Work to complete - I would like you to print all the records below exactly as they are.
*** Opening of Given data ***
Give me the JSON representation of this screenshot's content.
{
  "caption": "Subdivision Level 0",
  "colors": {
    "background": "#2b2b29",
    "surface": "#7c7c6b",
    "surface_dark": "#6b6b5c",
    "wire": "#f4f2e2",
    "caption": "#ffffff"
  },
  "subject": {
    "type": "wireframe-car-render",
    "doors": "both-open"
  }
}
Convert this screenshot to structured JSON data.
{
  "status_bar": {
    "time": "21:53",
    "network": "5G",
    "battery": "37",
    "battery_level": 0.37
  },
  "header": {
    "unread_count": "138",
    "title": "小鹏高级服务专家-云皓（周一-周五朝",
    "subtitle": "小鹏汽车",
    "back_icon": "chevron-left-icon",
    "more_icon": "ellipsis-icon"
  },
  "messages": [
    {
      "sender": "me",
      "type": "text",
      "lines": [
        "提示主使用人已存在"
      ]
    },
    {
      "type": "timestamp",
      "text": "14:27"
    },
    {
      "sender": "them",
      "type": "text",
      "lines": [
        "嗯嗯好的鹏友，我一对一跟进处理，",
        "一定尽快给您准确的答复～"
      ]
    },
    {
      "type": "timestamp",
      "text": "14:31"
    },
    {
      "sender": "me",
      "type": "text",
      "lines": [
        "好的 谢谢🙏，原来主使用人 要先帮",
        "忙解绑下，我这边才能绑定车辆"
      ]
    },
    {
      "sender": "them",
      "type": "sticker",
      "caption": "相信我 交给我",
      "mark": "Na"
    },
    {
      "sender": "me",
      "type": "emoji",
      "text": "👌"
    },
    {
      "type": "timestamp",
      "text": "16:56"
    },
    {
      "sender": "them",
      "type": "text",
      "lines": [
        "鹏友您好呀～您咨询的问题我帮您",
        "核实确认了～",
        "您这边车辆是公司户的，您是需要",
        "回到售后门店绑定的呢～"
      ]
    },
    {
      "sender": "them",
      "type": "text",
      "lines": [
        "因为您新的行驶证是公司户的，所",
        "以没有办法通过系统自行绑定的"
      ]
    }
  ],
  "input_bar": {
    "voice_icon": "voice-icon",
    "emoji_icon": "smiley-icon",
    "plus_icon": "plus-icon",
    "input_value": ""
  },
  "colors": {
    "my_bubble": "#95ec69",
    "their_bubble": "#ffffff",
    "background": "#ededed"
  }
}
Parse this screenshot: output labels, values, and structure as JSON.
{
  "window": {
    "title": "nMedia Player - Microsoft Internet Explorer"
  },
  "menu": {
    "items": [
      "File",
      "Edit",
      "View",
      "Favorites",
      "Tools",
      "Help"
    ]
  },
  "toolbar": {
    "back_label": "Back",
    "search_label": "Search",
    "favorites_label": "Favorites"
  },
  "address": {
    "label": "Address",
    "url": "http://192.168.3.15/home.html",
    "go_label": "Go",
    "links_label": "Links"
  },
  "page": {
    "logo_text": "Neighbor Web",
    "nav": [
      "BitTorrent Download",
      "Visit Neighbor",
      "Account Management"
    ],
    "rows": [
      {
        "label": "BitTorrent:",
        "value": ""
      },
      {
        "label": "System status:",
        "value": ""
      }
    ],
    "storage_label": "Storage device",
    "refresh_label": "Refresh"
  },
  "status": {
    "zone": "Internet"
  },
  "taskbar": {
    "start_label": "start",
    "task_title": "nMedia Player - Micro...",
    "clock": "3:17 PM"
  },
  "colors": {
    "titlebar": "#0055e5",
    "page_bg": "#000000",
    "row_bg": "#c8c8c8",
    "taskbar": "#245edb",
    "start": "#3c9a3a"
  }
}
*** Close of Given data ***
Task solution -
Give me the JSON representation of this screenshot's content.
{
  "caption": "Subdivision Level 0",
  "colors": {
    "background": "#2b2b29",
    "surface": "#7c7c6b",
    "surface_dark": "#6b6b5c",
    "wire": "#f4f2e2",
    "caption": "#ffffff"
  },
  "subject": {
    "type": "wireframe-car-render",
    "doors": "both-open"
  }
}
Convert this screenshot to structured JSON data.
{
  "status_bar": {
    "time": "21:53",
    "network": "5G",
    "battery": "37",
    "battery_level": 0.37
  },
  "header": {
    "unread_count": "138",
    "title": "小鹏高级服务专家-云皓（周一-周五朝",
    "subtitle": "小鹏汽车",
    "back_icon": "chevron-left-icon",
    "more_icon": "ellipsis-icon"
  },
  "messages": [
    {
      "sender": "me",
      "type": "text",
      "lines": [
        "提示主使用人已存在"
      ]
    },
    {
      "type": "timestamp",
      "text": "14:27"
    },
    {
      "sender": "them",
      "type": "text",
      "lines": [
        "嗯嗯好的鹏友，我一对一跟进处理，",
        "一定尽快给您准确的答复～"
      ]
    },
    {
      "type": "timestamp",
      "text": "14:31"
    },
    {
      "sender": "me",
      "type": "text",
      "lines": [
        "好的 谢谢🙏，原来主使用人 要先帮",
        "忙解绑下，我这边才能绑定车辆"
      ]
    },
    {
      "sender": "them",
      "type": "sticker",
      "caption": "相信我 交给我",
      "mark": "Na"
    },
    {
      "sender": "me",
      "type": "emoji",
      "text": "👌"
    },
    {
      "type": "timestamp",
      "text": "16:56"
    },
    {
      "sender": "them",
      "type": "text",
      "lines": [
        "鹏友您好呀～您咨询的问题我帮您",
        "核实确认了～",
        "您这边车辆是公司户的，您是需要",
        "回到售后门店绑定的呢～"
      ]
    },
    {
      "sender": "them",
      "type": "text",
      "lines": [
        "因为您新的行驶证是公司户的，所",
        "以没有办法通过系统自行绑定的"
      ]
    }
  ],
  "input_bar": {
    "voice_icon": "voice-icon",
    "emoji_icon": "smiley-icon",
    "plus_icon": "plus-icon",
    "input_value": ""
  },
  "colors": {
    "my_bubble": "#95ec69",
    "their_bubble": "#ffffff",
    "background": "#ededed"
  }
}
Parse this screenshot: output labels, values, and structure as JSON.
{
  "window": {
    "title": "nMedia Player - Microsoft Internet Explorer"
  },
  "menu": {
    "items": [
      "File",
      "Edit",
      "View",
      "Favorites",
      "Tools",
      "Help"
    ]
  },
  "toolbar": {
    "back_label": "Back",
    "search_label": "Search",
    "favorites_label": "Favorites"
  },
  "address": {
    "label": "Address",
    "url": "http://192.168.3.15/home.html",
    "go_label": "Go",
    "links_label": "Links"
  },
  "page": {
    "logo_text": "Neighbor Web",
    "nav": [
      "BitTorrent Download",
      "Visit Neighbor",
      "Account Management"
    ],
    "rows": [
      {
        "label": "BitTorrent:",
        "value": ""
      },
      {
        "label": "System status:",
        "value": ""
      }
    ],
    "storage_label": "Storage device",
    "refresh_label": "Refresh"
  },
  "status": {
    "zone": "Internet"
  },
  "taskbar": {
    "start_label": "start",
    "task_title": "nMedia Player - Micro...",
    "clock": "3:17 PM"
  },
  "colors": {
    "titlebar": "#0055e5",
    "page_bg": "#000000",
    "row_bg": "#c8c8c8",
    "taskbar": "#245edb",
    "start": "#3c9a3a"
  }
}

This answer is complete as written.